Set down the entries below exactly as written.

(Beginning of Data extracts)

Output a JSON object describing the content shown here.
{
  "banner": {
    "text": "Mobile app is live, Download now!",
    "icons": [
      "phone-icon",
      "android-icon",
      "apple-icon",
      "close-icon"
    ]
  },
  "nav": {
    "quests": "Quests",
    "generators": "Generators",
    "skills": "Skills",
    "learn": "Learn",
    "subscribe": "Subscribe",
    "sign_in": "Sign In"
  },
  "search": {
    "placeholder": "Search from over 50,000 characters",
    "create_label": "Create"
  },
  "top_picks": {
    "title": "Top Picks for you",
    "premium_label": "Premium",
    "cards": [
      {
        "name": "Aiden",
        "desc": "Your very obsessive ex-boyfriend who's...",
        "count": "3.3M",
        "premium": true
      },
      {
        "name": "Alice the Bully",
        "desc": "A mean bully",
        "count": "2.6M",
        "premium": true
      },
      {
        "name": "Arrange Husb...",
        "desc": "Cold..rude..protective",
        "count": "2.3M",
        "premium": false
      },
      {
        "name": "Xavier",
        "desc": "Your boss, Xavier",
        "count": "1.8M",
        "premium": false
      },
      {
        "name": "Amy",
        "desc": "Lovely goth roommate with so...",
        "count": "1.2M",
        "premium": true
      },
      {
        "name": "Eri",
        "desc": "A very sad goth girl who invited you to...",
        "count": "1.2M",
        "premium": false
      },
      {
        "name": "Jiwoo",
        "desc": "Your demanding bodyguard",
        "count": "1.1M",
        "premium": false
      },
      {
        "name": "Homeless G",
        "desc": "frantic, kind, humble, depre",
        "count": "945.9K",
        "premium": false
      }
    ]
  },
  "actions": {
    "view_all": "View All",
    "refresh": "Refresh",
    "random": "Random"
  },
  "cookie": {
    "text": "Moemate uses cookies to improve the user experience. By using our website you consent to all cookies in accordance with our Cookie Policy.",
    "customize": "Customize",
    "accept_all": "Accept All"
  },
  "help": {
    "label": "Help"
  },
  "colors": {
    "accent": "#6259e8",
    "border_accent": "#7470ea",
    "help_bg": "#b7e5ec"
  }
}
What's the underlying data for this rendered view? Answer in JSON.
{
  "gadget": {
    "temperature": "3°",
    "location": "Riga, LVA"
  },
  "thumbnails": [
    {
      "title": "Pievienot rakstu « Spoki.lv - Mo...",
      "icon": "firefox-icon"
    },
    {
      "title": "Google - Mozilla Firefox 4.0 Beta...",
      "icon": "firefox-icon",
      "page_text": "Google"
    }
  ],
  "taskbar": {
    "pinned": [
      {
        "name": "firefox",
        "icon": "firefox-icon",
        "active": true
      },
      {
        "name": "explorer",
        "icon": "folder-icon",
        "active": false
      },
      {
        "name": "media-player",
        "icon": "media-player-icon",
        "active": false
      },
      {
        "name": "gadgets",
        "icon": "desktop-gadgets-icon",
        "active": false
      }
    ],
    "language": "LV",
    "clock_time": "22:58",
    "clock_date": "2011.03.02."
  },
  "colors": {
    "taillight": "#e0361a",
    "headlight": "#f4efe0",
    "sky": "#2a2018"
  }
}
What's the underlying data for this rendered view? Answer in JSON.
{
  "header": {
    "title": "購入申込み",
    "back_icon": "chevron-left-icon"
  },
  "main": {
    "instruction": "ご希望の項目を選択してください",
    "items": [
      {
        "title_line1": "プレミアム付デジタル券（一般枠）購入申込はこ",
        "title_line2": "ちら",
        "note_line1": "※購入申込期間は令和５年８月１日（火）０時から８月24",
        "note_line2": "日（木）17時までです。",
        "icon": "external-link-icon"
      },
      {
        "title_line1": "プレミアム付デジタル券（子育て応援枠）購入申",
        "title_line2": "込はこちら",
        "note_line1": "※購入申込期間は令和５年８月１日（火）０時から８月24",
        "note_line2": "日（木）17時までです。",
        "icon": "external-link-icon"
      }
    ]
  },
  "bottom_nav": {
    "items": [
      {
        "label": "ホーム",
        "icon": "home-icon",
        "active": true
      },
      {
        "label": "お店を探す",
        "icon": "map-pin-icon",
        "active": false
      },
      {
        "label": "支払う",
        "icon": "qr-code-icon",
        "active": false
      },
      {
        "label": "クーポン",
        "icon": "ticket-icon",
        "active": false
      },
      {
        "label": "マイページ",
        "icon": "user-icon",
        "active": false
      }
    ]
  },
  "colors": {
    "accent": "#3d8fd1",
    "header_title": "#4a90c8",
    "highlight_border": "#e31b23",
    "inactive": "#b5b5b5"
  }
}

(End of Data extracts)

Your response -
Output a JSON object describing the content shown here.
{
  "banner": {
    "text": "Mobile app is live, Download now!",
    "icons": [
      "phone-icon",
      "android-icon",
      "apple-icon",
      "close-icon"
    ]
  },
  "nav": {
    "quests": "Quests",
    "generators": "Generators",
    "skills": "Skills",
    "learn": "Learn",
    "subscribe": "Subscribe",
    "sign_in": "Sign In"
  },
  "search": {
    "placeholder": "Search from over 50,000 characters",
    "create_label": "Create"
  },
  "top_picks": {
    "title": "Top Picks for you",
    "premium_label": "Premium",
    "cards": [
      {
        "name": "Aiden",
        "desc": "Your very obsessive ex-boyfriend who's...",
        "count": "3.3M",
        "premium": true
      },
      {
        "name": "Alice the Bully",
        "desc": "A mean bully",
        "count": "2.6M",
        "premium": true
      },
      {
        "name": "Arrange Husb...",
        "desc": "Cold..rude..protective",
        "count": "2.3M",
        "premium": false
      },
      {
        "name": "Xavier",
        "desc": "Your boss, Xavier",
        "count": "1.8M",
        "premium": false
      },
      {
        "name": "Amy",
        "desc": "Lovely goth roommate with so...",
        "count": "1.2M",
        "premium": true
      },
      {
        "name": "Eri",
        "desc": "A very sad goth girl who invited you to...",
        "count": "1.2M",
        "premium": false
      },
      {
        "name": "Jiwoo",
        "desc": "Your demanding bodyguard",
        "count": "1.1M",
        "premium": false
      },
      {
        "name": "Homeless G",
        "desc": "frantic, kind, humble, depre",
        "count": "945.9K",
        "premium": false
      }
    ]
  },
  "actions": {
    "view_all": "View All",
    "refresh": "Refresh",
    "random": "Random"
  },
  "cookie": {
    "text": "Moemate uses cookies to improve the user experience. By using our website you consent to all cookies in accordance with our Cookie Policy.",
    "customize": "Customize",
    "accept_all": "Accept All"
  },
  "help": {
    "label": "Help"
  },
  "colors": {
    "accent": "#6259e8",
    "border_accent": "#7470ea",
    "help_bg": "#b7e5ec"
  }
}
What's the underlying data for this rendered view? Answer in JSON.
{
  "gadget": {
    "temperature": "3°",
    "location": "Riga, LVA"
  },
  "thumbnails": [
    {
      "title": "Pievienot rakstu « Spoki.lv - Mo...",
      "icon": "firefox-icon"
    },
    {
      "title": "Google - Mozilla Firefox 4.0 Beta...",
      "icon": "firefox-icon",
      "page_text": "Google"
    }
  ],
  "taskbar": {
    "pinned": [
      {
        "name": "firefox",
        "icon": "firefox-icon",
        "active": true
      },
      {
        "name": "explorer",
        "icon": "folder-icon",
        "active": false
      },
      {
        "name": "media-player",
        "icon": "media-player-icon",
        "active": false
      },
      {
        "name": "gadgets",
        "icon": "desktop-gadgets-icon",
        "active": false
      }
    ],
    "language": "LV",
    "clock_time": "22:58",
    "clock_date": "2011.03.02."
  },
  "colors": {
    "taillight": "#e0361a",
    "headlight": "#f4efe0",
    "sky": "#2a2018"
  }
}
What's the underlying data for this rendered view? Answer in JSON.
{
  "header": {
    "title": "購入申込み",
    "back_icon": "chevron-left-icon"
  },
  "main": {
    "instruction": "ご希望の項目を選択してください",
    "items": [
      {
        "title_line1": "プレミアム付デジタル券（一般枠）購入申込はこ",
        "title_line2": "ちら",
        "note_line1": "※購入申込期間は令和５年８月１日（火）０時から８月24",
        "note_line2": "日（木）17時までです。",
        "icon": "external-link-icon"
      },
      {
        "title_line1": "プレミアム付デジタル券（子育て応援枠）購入申",
        "title_line2": "込はこちら",
        "note_line1": "※購入申込期間は令和５年８月１日（火）０時から８月24",
        "note_line2": "日（木）17時までです。",
        "icon": "external-link-icon"
      }
    ]
  },
  "bottom_nav": {
    "items": [
      {
        "label": "ホーム",
        "icon": "home-icon",
        "active": true
      },
      {
        "label": "お店を探す",
        "icon": "map-pin-icon",
        "active": false
      },
      {
        "label": "支払う",
        "icon": "qr-code-icon",
        "active": false
      },
      {
        "label": "クーポン",
        "icon": "ticket-icon",
        "active": false
      },
      {
        "label": "マイページ",
        "icon": "user-icon",
        "active": false
      }
    ]
  },
  "colors": {
    "accent": "#3d8fd1",
    "header_title": "#4a90c8",
    "highlight_border": "#e31b23",
    "inactive": "#b5b5b5"
  }
}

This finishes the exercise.